[EXERCISE OBJECTIVE] Pictures in the records are to be excluded from an otherwise exact copy.

[DATA]
┌──

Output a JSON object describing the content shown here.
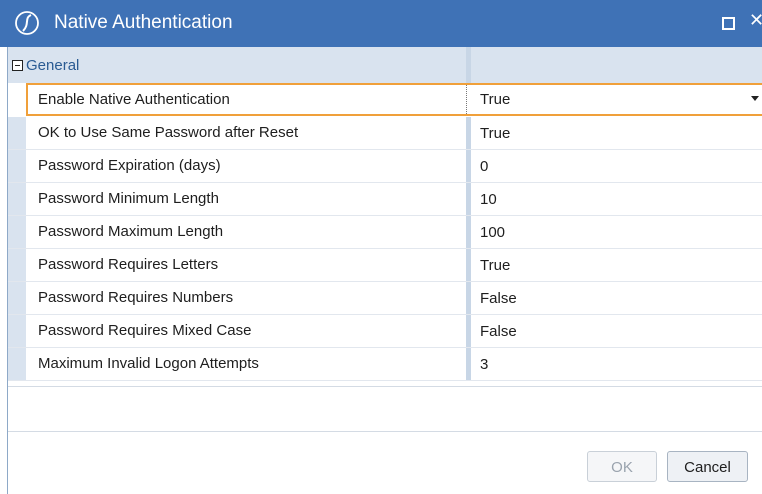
{
  "window": {
    "title": "Native Authentication",
    "maximize_icon": "maximize-icon",
    "close_symbol": "✕",
    "title_bar_color": "#3f72b6"
  },
  "property_grid": {
    "category": {
      "expander_icon": "collapse-minus-icon",
      "label": "General"
    },
    "rows": [
      {
        "name": "Enable Native Authentication",
        "value": "True",
        "selected": true
      },
      {
        "name": "OK to Use Same Password after Reset",
        "value": "True"
      },
      {
        "name": "Password Expiration (days)",
        "value": "0"
      },
      {
        "name": "Password Minimum Length",
        "value": "10"
      },
      {
        "name": "Password Maximum Length",
        "value": "100"
      },
      {
        "name": "Password Requires Letters",
        "value": "True"
      },
      {
        "name": "Password Requires Numbers",
        "value": "False"
      },
      {
        "name": "Password Requires Mixed Case",
        "value": "False"
      },
      {
        "name": "Maximum Invalid Logon Attempts",
        "value": "3"
      }
    ],
    "selection_color": "#f0a03a"
  },
  "buttons": {
    "ok_label": "OK",
    "cancel_label": "Cancel"
  }
}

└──

[RESPONSE TO THIS TASK]
Output a JSON object describing the content shown here.
{
  "window": {
    "title": "Native Authentication",
    "maximize_icon": "maximize-icon",
    "close_symbol": "✕",
    "title_bar_color": "#3f72b6"
  },
  "property_grid": {
    "category": {
      "expander_icon": "collapse-minus-icon",
      "label": "General"
    },
    "rows": [
      {
        "name": "Enable Native Authentication",
        "value": "True",
        "selected": true
      },
      {
        "name": "OK to Use Same Password after Reset",
        "value": "True"
      },
      {
        "name": "Password Expiration (days)",
        "value": "0"
      },
      {
        "name": "Password Minimum Length",
        "value": "10"
      },
      {
        "name": "Password Maximum Length",
        "value": "100"
      },
      {
        "name": "Password Requires Letters",
        "value": "True"
      },
      {
        "name": "Password Requires Numbers",
        "value": "False"
      },
      {
        "name": "Password Requires Mixed Case",
        "value": "False"
      },
      {
        "name": "Maximum Invalid Logon Attempts",
        "value": "3"
      }
    ],
    "selection_color": "#f0a03a"
  },
  "buttons": {
    "ok_label": "OK",
    "cancel_label": "Cancel"
  }
}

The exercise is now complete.